No matter of how much science and art you may throw into it, trading is a risky game.
Even professional traders who play with crores, and have access to very expensive trading software, have failed many times or have gone bust.
Therefore, it makes sense to understand how much capital you should allocate to trading, and how you should manage risk.
A: ALLOCATION OF TOTAL TRADING CAPITAL
If you are a newbie to trading, do not allocate more than 10% of your total stock market investment capital to trading.
If you are somewhat experienced in trading, you can consider allocating 15% to 20% of your total investment capital to trading.
And that’s it – no more.
Understand that equities are an asset and that your investment will appreciate steadily over the long run so long you invest in quality stocks.
Trading should be regarded as a hobby by newbies and amateur traders – at least util they get enough experience and confidence to allocate a higher percentage to trading.
Of course, professional traders allocate a higher percentage, and therefore you should first judge your trading skills before making an allocation.
B: ALLOCATION OF CAPITAL PER TRADE
Let us now assume that your total investment capital is Rs 10 lakhs and you have decided to allocate Rs 1 lakh (10%) to trading.
You already know by now that trading is risky and that if you bet this Rs 1 lakh capital on 1-2 trades, you may end up losing it in quick time.
Therefore, let’s say you want to spread it over 10 trades to gauge your success ratio.
Assuming 60% wins, the worst case scenario will be (W=Win, L=Lose):
… and the best case would be
The reality would lie somewhere in between.
THEREFORE, it is prudent to risk your trading capital @ 10% per trade or if you are extremely confident, 20% per trade (at the max).
A: RISK REWARD RATIO (RRR)
Let us continue with the example from above and assume that we want to risk Rs 10,000 per trade.
We have assumed that the possibility of winning is 60%, which is a fair estimate so long we know technicals.
So, for the first trade our maximum risk is Rs 10,000.
Now what should our reward be?
If we are risking Rs 10,000, then our reward should be greater than the risk undertaken, isn’t it?
So, let us say, we want our reward too be Rs 20,000.
In this case the RRR (Risk Reward Ratio) is 1:2 (Risk 10,000, Expected Reward 20,000).
Some traders work at 1:3 RRR, which is considered optimal.
However, 1:2 is a reasonable and realistic ratio.
A: HOW TO PLAY THE RISK REWARD RATIO (RRR)
Let’s say that you want to enter into a Bank Nifty day trade and that you are prepared to risk Rs 2,000.
Your standard Risk Reward Ratio is 1:2 – this means you are targeting a gain of Rs 4,000 for the trade and a maximum risk of Rs 2,000 for that trade.
As per our 15 minute setup, a short sell was triggered in the Bank Nifty on 26-10-18 at around 2.20 PM when the BNF decisively crossed below the support line.
At that time BNF was around 24529.
Let’s say we shorted 2 lots (40 units)
Our Risk Reward Ratio is 1:2, and the maximum amount we are prepared to lose per trade is Rs 2,000.
Therefore, the Stop Loss should be set at 24,579 (24529 selling price, 24579 SL implies Rs 50 loss on 40 units = Rs 2,000).
We got to be very strict about the SL and exit the trade when the SL hits without getting emotional.

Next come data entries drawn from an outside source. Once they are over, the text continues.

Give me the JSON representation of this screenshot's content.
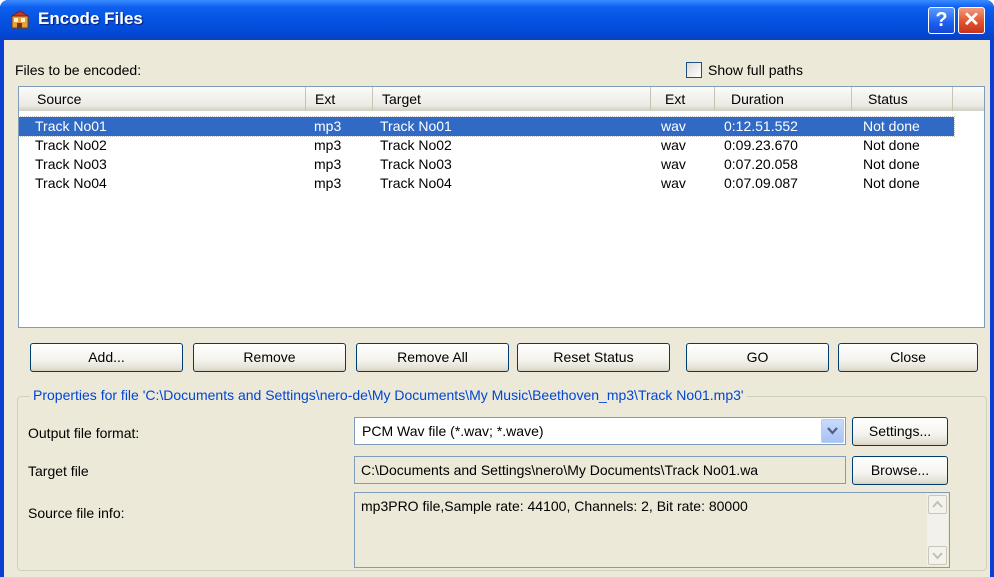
{
  "window": {
    "title": "Encode Files",
    "help_button": "?",
    "close_button": "✕"
  },
  "files_label": "Files to be encoded:",
  "show_full_paths": {
    "label": "Show full paths",
    "checked": false
  },
  "table": {
    "columns": [
      "Source",
      "Ext",
      "Target",
      "Ext",
      "Duration",
      "Status"
    ],
    "rows": [
      {
        "source": "Track No01",
        "src_ext": "mp3",
        "target": "Track No01",
        "tgt_ext": "wav",
        "duration": "0:12.51.552",
        "status": "Not done",
        "selected": true
      },
      {
        "source": "Track No02",
        "src_ext": "mp3",
        "target": "Track No02",
        "tgt_ext": "wav",
        "duration": "0:09.23.670",
        "status": "Not done",
        "selected": false
      },
      {
        "source": "Track No03",
        "src_ext": "mp3",
        "target": "Track No03",
        "tgt_ext": "wav",
        "duration": "0:07.20.058",
        "status": "Not done",
        "selected": false
      },
      {
        "source": "Track No04",
        "src_ext": "mp3",
        "target": "Track No04",
        "tgt_ext": "wav",
        "duration": "0:07.09.087",
        "status": "Not done",
        "selected": false
      }
    ]
  },
  "buttons": {
    "add": "Add...",
    "remove": "Remove",
    "remove_all": "Remove All",
    "reset_status": "Reset Status",
    "go": "GO",
    "close": "Close"
  },
  "properties": {
    "group_label": "Properties for file 'C:\\Documents and Settings\\nero-de\\My Documents\\My Music\\Beethoven_mp3\\Track No01.mp3'",
    "output_format_label": "Output file format:",
    "output_format_value": "PCM Wav file (*.wav; *.wave)",
    "settings_button": "Settings...",
    "target_label": "Target file",
    "target_value": "C:\\Documents and Settings\\nero\\My Documents\\Track No01.wa",
    "browse_button": "Browse...",
    "source_info_label": "Source file info:",
    "source_info_value": "mp3PRO file,Sample rate: 44100, Channels: 2, Bit rate: 80000"
  },
  "colors": {
    "titlebar": "#0453e2",
    "dialog_bg": "#ece9d8",
    "selection": "#316ac5",
    "group_label": "#0046d5"
  },
  "icons": [
    "app-icon",
    "help-icon",
    "close-icon",
    "chevron-down-icon",
    "scroll-up-icon",
    "scroll-down-icon",
    "checkbox"
  ]
}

We also know that we will get other chances to make money.
Our profit target is Rs 4,000. In this trade, the BNF continued to drop, which was a good thing for us.
It fell all the way to 24370.
However, our strategy should be to safe guard profits.
As BNF slipped to 24500, the best thing to do would be to trail Stop Losses to 24465, thereby ensuring that we we make a minimum profit of Rs 64 per unit (24529 less 24465).
Once the stop loss is trailed we can sit back and relax because even if it hits, we are making a gain of Rs 2560.
In the chart above, if we had not trailed our Stop Loss, we would have realized the targeted Rs 4,000. BUT it’s always a wise move to trail.
Remember that profit is a thief – arrest it. Loss is a disease – lose it.
Also know that the theoretical RRR may not work out the way it is planned.
Sometimes when there’s any news the stock can move violently either way. In such a case, your SL will protect your capital, and if the news is in your favour, you can even make 1:2+ RRR.
This is how you must think about allocating capital to trading, allocating capital per trade and managing risk/reward.
You must be extremely disciplined in your trading. Once you set the rules, stick by them. If you deviate from yoour plan, you will start making one mistake after another,
Finally, remember this is not science – it is actually common sense. So goo ahead and practice it.